A potentially damning investigation into the operation of Intermountain Hospital will remain off-limits to public inquiry, for now.
After hearing oral arguments from attorneys for the hospital, the Idaho Department of Health and Welfare and the Boise Weekly, District Judge Michael McLaughlin last week gave attorneys until March 5 to present new information before he takes the case under advisement.
At question is whether an investigation into the operations of Intermountain Hospital's residential teen care unit is a public record. BW had requested a copy of the investigation's findings in December under the Idaho Open Records Act. According to the Idaho Statesman, that newspaper and KTVB Channel 7 made similar requests.
Intermountain, located at 303 N. Allaumbaugh, is Boise's only private psychiatric facility. Over several years it has been the subject of numerous complaints for understaffing, patient assaults on staff and fellow patients, medication errors, inappropriate discharges for financial reasons and, in one case settled out of court, the wrongful death of a teenage patient (BW News, "A Gathering Storm, 08/02/2006). The most recent incidents involved what adolescent patients and their parents referred to as a "riot" that required intervention by Boise police. Intermountain has temporarily closed the unit.
When they began their investigation, Health and Welfare spokesman Ross Mason confirmed that Intermountain's violations are potentially serious enough to put its licensure into question.
Within a month, Intermountain had filed a complaint in District Court to keep those documents closed. They won a temporary restraining order from District Judge Joel Horton, who agreed with Intermountain that release of the investigation's records would result in "immediate and irreparable injury, loss or damage." Judge Horton, who has since recused himself from the case, ordered all records of the case sealed.
At the hearing last week, Intermountain attorney Mark Peterson told Judge McLaughlin said the investigation contained sensitive information about patients and staff, and should remain closed.
"Intermountain feels an obligation to do what it can to see that these records are protected," Peterson said.
Peterson also said release of the documents could have a "chilling effect" on any such hospital's desire to seek an operating license with the state of Idaho.
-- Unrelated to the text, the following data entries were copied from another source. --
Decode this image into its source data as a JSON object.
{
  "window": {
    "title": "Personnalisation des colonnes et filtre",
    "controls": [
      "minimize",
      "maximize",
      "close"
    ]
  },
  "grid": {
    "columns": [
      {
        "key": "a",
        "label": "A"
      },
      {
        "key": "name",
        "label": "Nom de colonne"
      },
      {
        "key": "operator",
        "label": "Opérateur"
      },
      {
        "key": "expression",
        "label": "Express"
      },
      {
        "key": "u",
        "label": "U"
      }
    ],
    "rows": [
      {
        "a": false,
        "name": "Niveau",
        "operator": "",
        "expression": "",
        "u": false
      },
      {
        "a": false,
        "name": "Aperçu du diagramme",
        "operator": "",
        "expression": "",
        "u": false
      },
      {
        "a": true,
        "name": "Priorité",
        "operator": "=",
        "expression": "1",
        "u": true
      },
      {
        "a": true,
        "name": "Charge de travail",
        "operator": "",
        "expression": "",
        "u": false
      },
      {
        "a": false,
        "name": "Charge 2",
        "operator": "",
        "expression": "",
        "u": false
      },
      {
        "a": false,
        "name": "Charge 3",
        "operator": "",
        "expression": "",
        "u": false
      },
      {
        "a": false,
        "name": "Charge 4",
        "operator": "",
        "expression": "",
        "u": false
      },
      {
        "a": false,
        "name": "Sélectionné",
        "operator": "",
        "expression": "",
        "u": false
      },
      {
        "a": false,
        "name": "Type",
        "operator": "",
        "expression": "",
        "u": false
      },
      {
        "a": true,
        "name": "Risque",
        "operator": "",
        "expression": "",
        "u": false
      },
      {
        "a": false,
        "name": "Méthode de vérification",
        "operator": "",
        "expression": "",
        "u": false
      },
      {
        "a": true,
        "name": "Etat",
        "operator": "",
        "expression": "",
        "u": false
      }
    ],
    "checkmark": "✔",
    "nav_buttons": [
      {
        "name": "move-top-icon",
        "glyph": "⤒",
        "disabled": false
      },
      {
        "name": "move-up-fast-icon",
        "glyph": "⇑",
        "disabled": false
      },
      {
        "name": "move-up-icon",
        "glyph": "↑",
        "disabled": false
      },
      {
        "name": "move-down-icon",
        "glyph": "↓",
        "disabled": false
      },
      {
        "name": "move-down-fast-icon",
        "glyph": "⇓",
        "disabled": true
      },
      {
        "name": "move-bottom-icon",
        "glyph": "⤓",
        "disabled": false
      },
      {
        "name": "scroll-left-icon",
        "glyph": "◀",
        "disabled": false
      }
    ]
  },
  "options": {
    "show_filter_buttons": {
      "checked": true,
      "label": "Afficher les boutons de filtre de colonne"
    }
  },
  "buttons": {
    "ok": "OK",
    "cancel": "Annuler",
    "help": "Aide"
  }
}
Robert Luce, attorney for Health and Welfare, argued that the agency should be allowed to release the documents.
"The people of Idaho have a right to know," Luce said.
David Gratton, BW's attorney, said the investigation records had to do with the conduct of a licensee of the state, and as such were subject to public records requests.
"Profit, in this context is absolutely irrelevant," Gratton said. "Their license may be at risk. Parents and the public need to know about investigations like this."
McLaughlin gave attorneys until March 5 to file further briefs about the matter. Idaho Statesman managing editor Bill Manny said his newspaper is still trying to decide how to proceed.